I'll leave it to you to judge how wise it was to remove my domain name from the hosts.deny file ;-)

" There are many technical strategies to keep in mind while attempting to keep a site secure, and, combined with the incredible fluidity and dynamism of computer security today, it is increasingly difficult to use techniques and architectures that are ill-designed for our current situation."

Most of the protocols, programs, and computer in use today were designed a long time ago (in computer or dog years, that is), and while many perform admirably, quite a few suffer from the rapidly changing social and technical environment that we live in. They are very much ingrained in our culture and our existing technology base, however, and it is very difficult to change them.

"Farmer's law says that the security on a computer system degrades the more you use the system."
Rarely do security incidents happen simply because an intruder is being brilliant. Most potential problems are there due to carelessness or lack of foresight, either in the architecture, design, and implementation side or in the maintenance of the system by the system administrator.

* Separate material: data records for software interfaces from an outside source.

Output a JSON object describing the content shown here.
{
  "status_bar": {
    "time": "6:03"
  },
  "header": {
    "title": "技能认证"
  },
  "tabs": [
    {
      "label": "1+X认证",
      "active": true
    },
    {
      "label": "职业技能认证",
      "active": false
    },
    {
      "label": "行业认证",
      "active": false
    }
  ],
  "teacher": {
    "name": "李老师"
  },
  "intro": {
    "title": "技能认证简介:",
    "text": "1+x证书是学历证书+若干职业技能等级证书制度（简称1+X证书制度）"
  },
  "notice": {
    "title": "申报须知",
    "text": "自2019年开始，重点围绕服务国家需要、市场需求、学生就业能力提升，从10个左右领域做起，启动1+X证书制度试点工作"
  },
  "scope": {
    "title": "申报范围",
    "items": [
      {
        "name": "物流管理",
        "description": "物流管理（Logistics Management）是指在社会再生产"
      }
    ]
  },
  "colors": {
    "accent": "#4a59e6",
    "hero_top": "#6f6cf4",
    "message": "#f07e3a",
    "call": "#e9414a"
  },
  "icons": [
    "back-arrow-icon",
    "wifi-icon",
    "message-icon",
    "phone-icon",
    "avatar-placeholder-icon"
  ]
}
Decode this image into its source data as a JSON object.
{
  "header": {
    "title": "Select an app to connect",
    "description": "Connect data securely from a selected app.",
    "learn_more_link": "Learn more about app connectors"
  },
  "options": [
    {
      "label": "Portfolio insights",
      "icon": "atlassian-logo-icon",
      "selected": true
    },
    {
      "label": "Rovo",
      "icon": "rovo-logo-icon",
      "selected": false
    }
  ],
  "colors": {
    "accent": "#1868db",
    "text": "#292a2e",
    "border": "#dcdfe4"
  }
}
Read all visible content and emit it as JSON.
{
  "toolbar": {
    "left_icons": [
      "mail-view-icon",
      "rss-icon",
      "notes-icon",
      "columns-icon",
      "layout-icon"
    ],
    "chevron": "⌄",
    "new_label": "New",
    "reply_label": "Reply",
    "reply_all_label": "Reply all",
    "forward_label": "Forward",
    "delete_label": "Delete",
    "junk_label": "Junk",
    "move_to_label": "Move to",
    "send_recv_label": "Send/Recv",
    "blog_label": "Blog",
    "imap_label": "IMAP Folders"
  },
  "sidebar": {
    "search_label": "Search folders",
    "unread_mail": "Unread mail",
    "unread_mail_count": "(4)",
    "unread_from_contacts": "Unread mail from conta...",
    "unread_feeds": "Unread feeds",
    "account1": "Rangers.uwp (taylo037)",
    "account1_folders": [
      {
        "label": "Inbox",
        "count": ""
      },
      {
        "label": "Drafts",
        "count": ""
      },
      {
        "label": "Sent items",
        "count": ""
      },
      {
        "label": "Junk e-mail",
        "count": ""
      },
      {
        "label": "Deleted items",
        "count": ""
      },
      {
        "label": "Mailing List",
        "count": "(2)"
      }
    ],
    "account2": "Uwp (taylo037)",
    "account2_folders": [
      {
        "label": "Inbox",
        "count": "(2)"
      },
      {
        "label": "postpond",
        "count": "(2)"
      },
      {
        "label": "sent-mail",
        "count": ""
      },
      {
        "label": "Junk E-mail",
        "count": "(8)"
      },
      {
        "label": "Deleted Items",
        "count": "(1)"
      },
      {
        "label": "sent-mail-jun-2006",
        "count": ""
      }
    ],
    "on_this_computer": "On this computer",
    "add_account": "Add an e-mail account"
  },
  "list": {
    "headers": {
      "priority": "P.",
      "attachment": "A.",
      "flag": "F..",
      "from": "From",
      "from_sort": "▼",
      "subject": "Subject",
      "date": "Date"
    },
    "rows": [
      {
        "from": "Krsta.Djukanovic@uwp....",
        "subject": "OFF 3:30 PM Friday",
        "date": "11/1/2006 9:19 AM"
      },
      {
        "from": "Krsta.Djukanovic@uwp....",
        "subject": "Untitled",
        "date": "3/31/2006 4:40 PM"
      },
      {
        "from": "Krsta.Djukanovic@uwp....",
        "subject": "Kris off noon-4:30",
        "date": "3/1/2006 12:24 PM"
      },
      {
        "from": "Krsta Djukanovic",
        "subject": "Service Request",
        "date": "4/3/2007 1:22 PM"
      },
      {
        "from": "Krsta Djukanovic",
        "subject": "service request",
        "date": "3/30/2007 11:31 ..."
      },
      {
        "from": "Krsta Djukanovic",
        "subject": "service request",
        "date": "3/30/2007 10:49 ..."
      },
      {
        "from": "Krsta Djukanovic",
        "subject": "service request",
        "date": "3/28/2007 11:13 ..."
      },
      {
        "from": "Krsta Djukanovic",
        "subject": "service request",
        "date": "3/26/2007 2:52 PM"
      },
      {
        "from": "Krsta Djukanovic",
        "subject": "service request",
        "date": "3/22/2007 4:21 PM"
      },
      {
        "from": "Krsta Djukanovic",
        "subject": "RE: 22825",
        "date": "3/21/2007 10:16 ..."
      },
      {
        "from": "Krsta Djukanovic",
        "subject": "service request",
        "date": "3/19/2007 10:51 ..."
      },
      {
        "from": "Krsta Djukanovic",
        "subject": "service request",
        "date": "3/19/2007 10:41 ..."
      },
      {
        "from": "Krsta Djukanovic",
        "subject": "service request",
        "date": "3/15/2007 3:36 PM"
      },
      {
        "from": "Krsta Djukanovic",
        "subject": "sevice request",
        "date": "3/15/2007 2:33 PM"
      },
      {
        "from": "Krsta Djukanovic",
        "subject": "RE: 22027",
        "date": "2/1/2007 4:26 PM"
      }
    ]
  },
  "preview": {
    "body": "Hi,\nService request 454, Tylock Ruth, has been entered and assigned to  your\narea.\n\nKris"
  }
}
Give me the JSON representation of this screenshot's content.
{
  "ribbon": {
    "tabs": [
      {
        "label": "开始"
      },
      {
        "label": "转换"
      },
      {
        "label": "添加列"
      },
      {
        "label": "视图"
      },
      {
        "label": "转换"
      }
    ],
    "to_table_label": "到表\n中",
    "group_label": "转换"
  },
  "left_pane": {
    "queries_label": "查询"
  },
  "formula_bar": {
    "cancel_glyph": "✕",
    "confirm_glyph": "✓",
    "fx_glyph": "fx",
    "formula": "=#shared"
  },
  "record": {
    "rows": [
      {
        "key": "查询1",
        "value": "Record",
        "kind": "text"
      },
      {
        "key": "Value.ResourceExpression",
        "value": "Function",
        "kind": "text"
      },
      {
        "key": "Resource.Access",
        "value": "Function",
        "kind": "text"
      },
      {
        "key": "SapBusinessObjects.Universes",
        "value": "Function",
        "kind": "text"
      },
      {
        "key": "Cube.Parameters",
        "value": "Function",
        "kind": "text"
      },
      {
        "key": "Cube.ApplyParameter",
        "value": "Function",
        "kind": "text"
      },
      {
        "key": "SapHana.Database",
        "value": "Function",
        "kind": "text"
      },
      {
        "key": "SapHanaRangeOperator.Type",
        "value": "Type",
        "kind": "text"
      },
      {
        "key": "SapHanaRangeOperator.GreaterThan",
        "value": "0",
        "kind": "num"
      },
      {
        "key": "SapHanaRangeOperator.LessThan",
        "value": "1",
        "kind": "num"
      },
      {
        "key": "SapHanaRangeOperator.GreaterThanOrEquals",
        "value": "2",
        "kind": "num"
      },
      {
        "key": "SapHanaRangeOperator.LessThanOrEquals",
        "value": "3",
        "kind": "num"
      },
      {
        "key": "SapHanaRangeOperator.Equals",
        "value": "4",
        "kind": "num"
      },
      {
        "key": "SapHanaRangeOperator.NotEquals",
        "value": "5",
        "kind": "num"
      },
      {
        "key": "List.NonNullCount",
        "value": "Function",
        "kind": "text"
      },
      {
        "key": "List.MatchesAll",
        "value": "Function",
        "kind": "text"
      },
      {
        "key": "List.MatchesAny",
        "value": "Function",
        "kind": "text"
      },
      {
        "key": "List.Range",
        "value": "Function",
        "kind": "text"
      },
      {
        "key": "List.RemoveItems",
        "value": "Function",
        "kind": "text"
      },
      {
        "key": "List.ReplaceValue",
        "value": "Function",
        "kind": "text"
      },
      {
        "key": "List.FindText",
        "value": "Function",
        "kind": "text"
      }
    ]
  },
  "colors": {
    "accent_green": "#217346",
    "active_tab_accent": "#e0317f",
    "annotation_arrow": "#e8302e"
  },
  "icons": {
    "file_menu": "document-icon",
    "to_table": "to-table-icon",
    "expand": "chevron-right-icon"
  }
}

As time goes on the chances that someone will discover problems of the former type go up (e.g. the more people use an operating system, the more problems will be found.) And people make mistakes - the more system administrators or users there are on a system, the greater the likelihood is that a mistake will be made, and that intruders can find their way past the defenses of the system.

Someone else probably has said this better, but I've been saying this for years and I haven't read it anywhere else, so I'm claiming it for now ;-)

"Unfortunately, unlike the financial market, there are no organizations of note that rate or give any assurance that sites are secure."
Some might point to the NCSA as an organization that does just this. If someone said this to me I would repeat my previous quote. While I have yet to meet an organization that is entirely without merit, I have so many issues with the NCSA and their firewall and web server certification it is difficult to know where to begin to criticize them. Here are some of the more damaging problems: In general, standards made by the same organization that wishes to make a buck off of validition of the same are odious. I cannot think of any that were ever worth the paper (in this case, e-paper) they were printed on.

They do have a great, very true slogan, however:

"Security is not a one-time event. It is a continual process."

How true, how true.